Supplied data Start Marker

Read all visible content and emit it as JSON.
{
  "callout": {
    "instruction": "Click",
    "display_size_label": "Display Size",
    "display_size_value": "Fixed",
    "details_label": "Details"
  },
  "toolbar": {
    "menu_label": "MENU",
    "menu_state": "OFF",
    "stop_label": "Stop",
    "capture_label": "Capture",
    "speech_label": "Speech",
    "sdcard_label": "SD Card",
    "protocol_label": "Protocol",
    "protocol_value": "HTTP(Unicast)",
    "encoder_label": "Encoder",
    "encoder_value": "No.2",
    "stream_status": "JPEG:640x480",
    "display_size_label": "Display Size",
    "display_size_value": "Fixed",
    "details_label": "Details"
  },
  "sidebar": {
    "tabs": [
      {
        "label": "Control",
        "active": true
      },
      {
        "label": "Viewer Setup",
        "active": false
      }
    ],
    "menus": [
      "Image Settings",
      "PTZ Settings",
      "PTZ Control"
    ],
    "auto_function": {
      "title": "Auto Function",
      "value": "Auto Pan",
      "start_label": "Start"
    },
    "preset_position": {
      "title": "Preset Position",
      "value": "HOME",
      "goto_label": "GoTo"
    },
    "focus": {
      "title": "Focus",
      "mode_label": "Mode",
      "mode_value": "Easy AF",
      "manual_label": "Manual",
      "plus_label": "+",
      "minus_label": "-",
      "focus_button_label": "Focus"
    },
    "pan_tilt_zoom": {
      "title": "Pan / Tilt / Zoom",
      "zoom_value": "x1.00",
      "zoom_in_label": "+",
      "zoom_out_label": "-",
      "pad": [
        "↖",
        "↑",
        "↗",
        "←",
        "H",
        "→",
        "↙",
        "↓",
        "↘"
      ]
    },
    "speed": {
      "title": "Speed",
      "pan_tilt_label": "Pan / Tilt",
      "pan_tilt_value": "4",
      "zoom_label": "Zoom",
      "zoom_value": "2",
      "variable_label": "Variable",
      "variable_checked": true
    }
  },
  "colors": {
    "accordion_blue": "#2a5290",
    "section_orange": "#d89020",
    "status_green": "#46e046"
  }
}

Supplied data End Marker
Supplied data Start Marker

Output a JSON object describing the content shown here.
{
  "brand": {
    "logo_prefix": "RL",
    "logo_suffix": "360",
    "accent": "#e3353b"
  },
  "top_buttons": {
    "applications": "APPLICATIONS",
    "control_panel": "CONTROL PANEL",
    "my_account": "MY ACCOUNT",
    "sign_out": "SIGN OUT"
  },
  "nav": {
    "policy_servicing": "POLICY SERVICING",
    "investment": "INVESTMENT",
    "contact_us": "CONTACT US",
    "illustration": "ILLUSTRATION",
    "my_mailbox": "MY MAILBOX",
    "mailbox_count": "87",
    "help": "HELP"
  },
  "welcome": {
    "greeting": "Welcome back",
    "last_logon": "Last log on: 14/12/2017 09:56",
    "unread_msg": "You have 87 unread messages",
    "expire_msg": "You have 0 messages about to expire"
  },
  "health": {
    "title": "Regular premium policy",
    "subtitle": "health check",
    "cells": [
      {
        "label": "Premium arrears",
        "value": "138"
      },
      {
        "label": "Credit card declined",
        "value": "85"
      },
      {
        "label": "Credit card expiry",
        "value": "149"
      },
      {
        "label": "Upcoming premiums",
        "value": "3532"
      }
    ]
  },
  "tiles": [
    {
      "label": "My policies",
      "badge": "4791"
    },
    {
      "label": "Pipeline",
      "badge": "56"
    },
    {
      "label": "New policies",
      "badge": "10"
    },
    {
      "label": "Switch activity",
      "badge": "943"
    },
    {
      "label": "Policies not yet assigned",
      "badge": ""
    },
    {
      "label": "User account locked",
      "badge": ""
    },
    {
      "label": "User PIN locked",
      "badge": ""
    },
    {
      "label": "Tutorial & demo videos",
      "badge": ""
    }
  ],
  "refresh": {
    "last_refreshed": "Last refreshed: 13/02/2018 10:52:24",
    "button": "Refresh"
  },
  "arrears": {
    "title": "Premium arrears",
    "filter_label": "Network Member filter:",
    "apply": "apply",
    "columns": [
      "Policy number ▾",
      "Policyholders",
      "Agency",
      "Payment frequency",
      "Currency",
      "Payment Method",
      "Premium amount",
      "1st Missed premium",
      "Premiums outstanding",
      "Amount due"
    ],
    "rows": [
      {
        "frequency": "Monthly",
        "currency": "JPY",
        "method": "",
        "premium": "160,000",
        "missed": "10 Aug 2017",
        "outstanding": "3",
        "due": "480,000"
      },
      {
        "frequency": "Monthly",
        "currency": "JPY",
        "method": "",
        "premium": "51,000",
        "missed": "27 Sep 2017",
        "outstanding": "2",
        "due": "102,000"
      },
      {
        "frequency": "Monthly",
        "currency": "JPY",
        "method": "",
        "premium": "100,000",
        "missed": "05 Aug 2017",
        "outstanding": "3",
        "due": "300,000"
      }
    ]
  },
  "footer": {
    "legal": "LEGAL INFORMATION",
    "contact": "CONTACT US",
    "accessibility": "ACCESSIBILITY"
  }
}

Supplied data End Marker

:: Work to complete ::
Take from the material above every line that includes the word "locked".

:: Written response ::
      "label": "User account locked",
      "label": "User PIN locked",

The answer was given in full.